When Fundamentalist Christians tell people that school prayer has been made illegal, they have committed a massive crime against the soul of each and every person who believes them; when these cults tell people that school prayer is prohibited, every one of their victims who believes the lie has been grossly violated.

It is my hope, here on this web page, to share the good news with other students and parents, citizens and teachers, school boards and boards of education; I wish to herein ease my reader's concerns regarding praying in public school by sharing with them the facts to replace ignorance and misinformation they may hold.

Everyone who is worried, or angry, with their belief that they and / or their children are not allowed to pray in school, will be greatly relieved and gladdened to learn the following facts.


1) It is not against the law for students to pray in public school.

2) It is not against the law for teachers to pray in public school.

3) No one has "taken prayer out of school."

4) No one wants to "take prayer out of school."

5) No one will ever "take prayer out of school."

6) It is fundamentally impossible to "take prayer out of school."

7) The United States Constitution protects every student's right to pray in school.

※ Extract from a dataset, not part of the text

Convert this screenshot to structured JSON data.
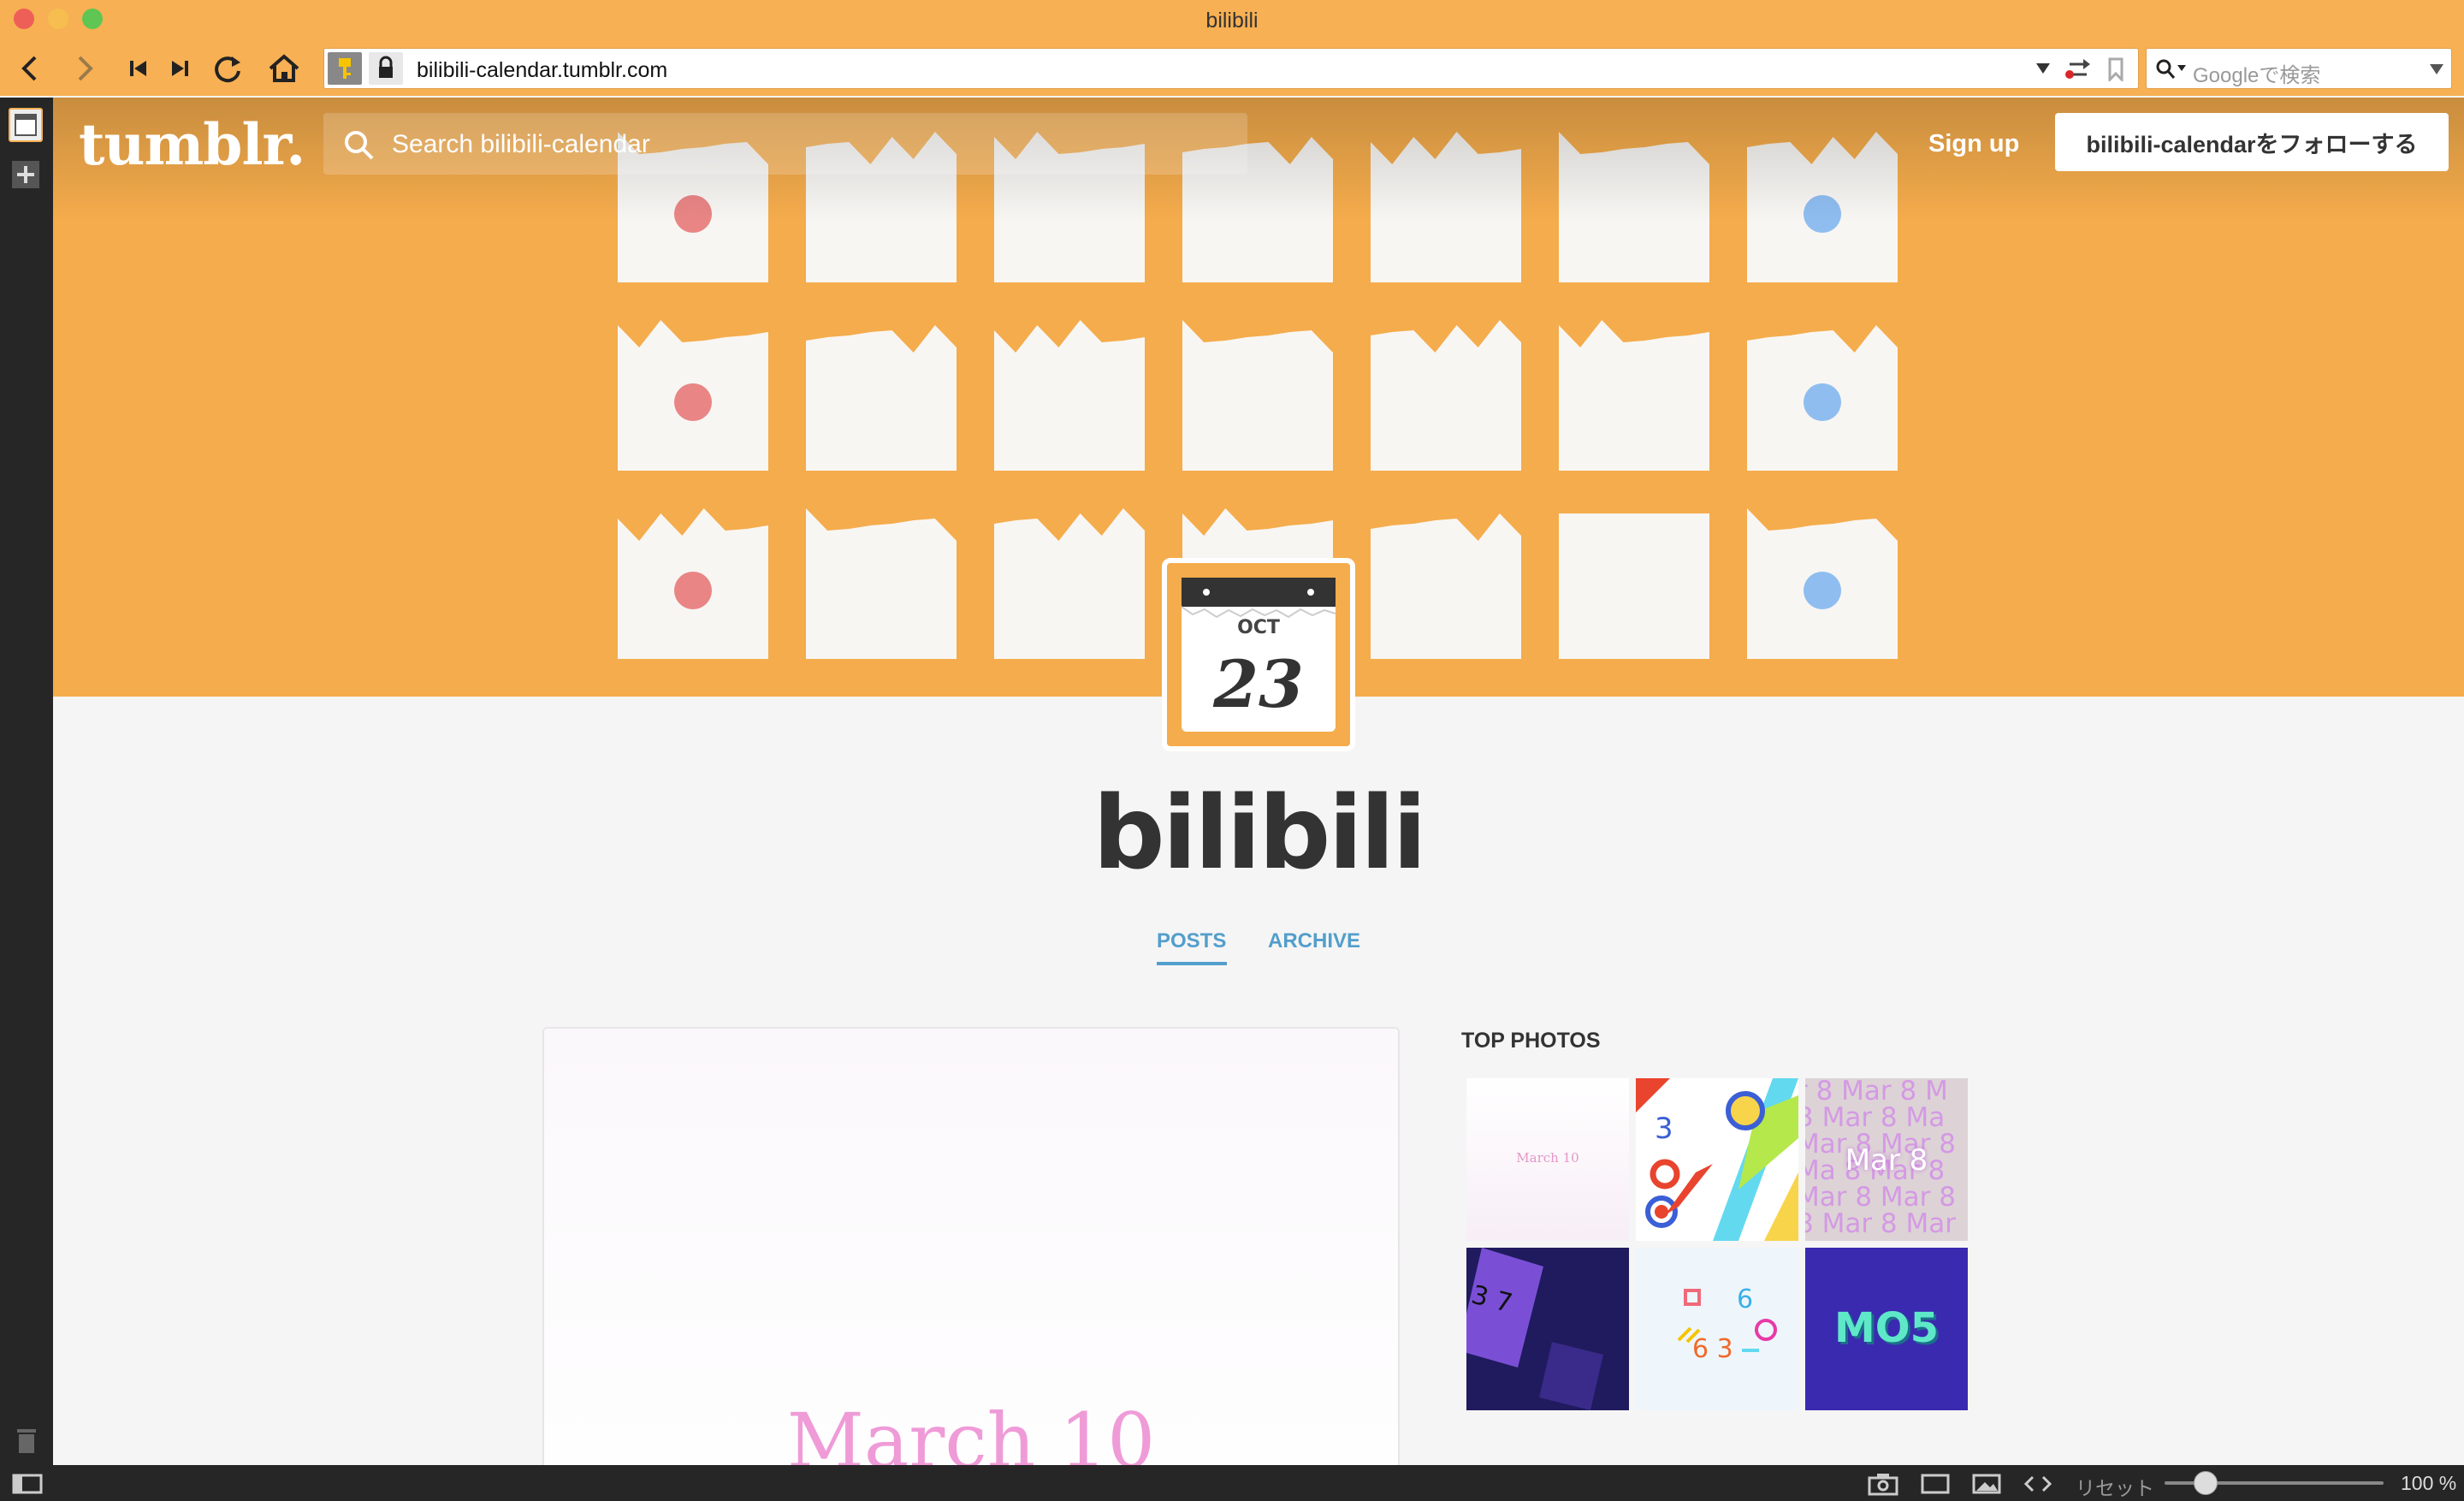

8) The United States Constitution protects every teacher's right to pray in school.

9) The government has never violated a student's Constitutionally-recognized right to pray in school.

10) The government has never violated a teacher's Constitutionally-recognized right to pray in school.

11) A student may pray in school whenever she or he wishes.

12) A teacher may pray in school whenever she or he wishes.

13) Millions of students and teachers currently pray in public schools every school day; no law says they may not; no law says they must cease praying.

14) The right of anyone and everyone to pray in school not only still exists, but is not in any way in danger of being revoked, unrecognized, or otherwise annulled.

The above are the facts as they currently exist (Monday, July 12, 2004) in the United States Public School System. (Indeed, there is every reason to think that this will continue to be the case for a very, very long time.) If anyone tells you that the above facts are wrong, that person is lying to you or is mistaken.

Some people will claim that "Prayer was removed from public school" by the United States Supreme Court (in July of the year +1,963 GC): that is a false and absurd claim. The decision of Murray v. Curlett did no such thing; the High Court's decision in Abington v. Schempp (heard at the same time) did no such thing; the Court specifically recognized, defended, and affirmed a student's right to pray in school. (See 374 U.S. 203, 83 S. Ct. 1560. Number 119, Argued Feb. 27, 1963 Decided June 17, 1963, Justice Clark concurring SECTION FOUR.) If anyone tells you otherwise, that person is either lying or mistaken.

No law, no legislation, no Act, has been put in place to make it against the law for people to pray in public school; no such law is being considered; no one is trying to enact such law. If anyone tells you otherwise, that person is lying or mistaken.

This, I trust, will reassure, hearten, and ease the fears of anyone who believes they and their children may not pray in public school: you may do so; they may do so; there is no law prohibiting school prayer.